## [About this task]
Every line below that holds the string "label" must be copied.

═══

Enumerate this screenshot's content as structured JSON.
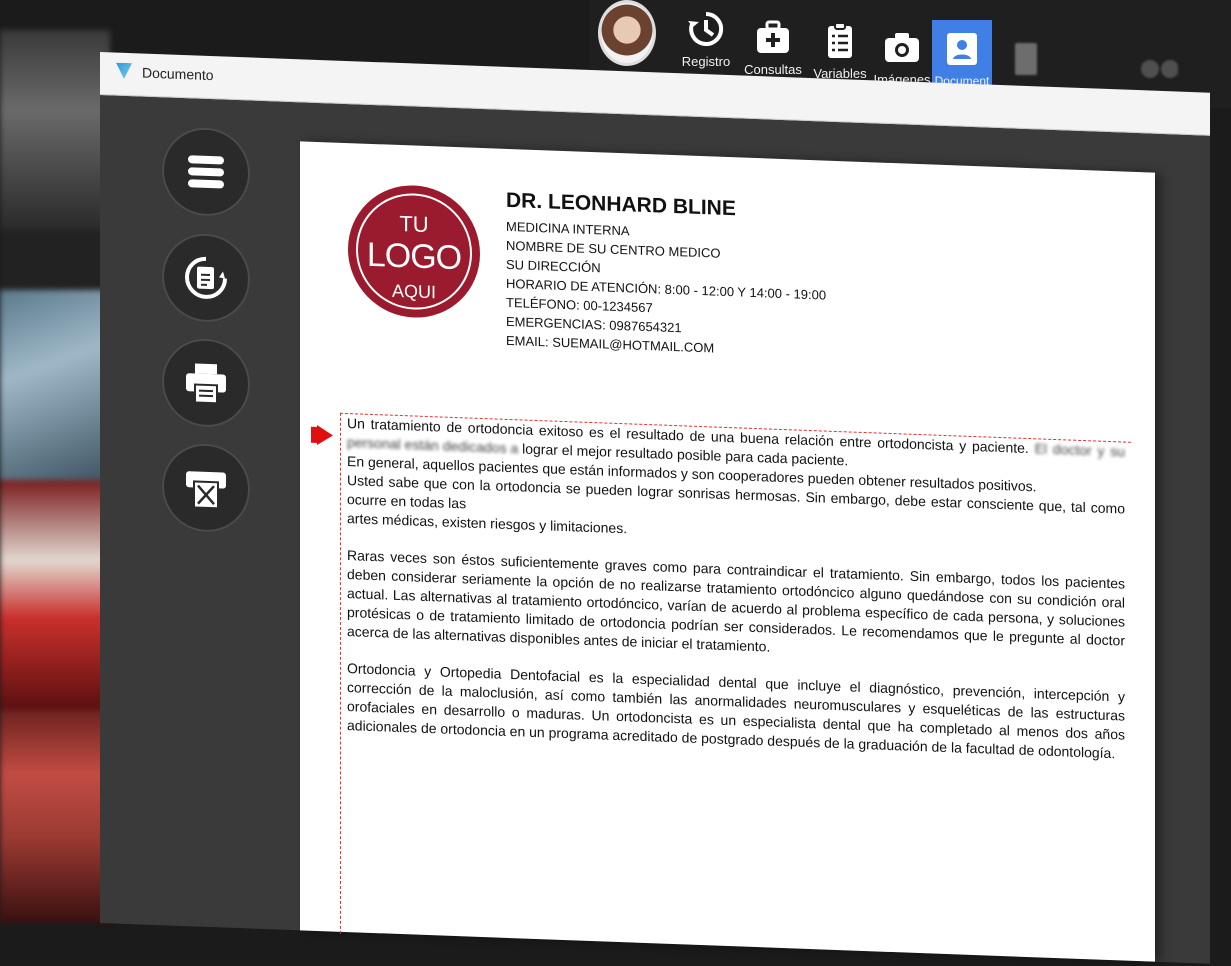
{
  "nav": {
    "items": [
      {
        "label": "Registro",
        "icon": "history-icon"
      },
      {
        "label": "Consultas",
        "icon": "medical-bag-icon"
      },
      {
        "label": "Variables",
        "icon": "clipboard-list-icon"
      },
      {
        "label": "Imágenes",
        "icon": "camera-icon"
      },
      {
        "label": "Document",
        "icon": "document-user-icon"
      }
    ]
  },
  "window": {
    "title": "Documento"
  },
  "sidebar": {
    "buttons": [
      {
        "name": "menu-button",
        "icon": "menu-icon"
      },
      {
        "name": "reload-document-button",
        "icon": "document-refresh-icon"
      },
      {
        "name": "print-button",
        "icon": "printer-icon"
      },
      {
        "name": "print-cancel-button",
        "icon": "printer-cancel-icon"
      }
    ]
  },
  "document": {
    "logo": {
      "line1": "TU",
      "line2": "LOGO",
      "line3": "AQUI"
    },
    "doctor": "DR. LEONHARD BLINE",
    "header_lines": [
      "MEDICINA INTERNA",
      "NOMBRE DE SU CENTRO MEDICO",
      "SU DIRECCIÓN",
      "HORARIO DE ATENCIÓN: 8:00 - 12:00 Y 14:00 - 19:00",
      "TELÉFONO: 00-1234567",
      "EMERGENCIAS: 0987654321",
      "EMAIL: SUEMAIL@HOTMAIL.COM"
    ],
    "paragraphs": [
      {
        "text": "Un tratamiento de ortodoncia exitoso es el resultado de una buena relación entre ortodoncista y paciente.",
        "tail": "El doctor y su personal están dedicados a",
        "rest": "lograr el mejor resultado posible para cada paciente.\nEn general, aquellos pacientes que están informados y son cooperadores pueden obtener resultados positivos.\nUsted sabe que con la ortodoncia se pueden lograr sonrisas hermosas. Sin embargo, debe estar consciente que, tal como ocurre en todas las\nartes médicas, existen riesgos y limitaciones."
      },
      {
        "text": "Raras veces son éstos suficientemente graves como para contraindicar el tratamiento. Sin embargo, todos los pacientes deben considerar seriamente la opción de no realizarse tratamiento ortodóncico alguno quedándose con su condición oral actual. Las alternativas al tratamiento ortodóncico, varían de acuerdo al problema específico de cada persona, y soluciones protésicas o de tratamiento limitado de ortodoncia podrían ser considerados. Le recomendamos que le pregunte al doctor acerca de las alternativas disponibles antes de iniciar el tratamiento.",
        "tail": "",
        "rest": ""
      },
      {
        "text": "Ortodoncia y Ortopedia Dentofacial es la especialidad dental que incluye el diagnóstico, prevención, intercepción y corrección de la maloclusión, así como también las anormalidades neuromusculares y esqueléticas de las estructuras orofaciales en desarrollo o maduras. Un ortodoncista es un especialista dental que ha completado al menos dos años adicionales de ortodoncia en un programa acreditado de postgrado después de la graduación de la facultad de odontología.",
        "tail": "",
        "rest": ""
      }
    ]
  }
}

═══

## [Written response]
        "label": "Registro",
        "label": "Consultas",
        "label": "Variables",
        "label": "Imágenes",
        "label": "Document",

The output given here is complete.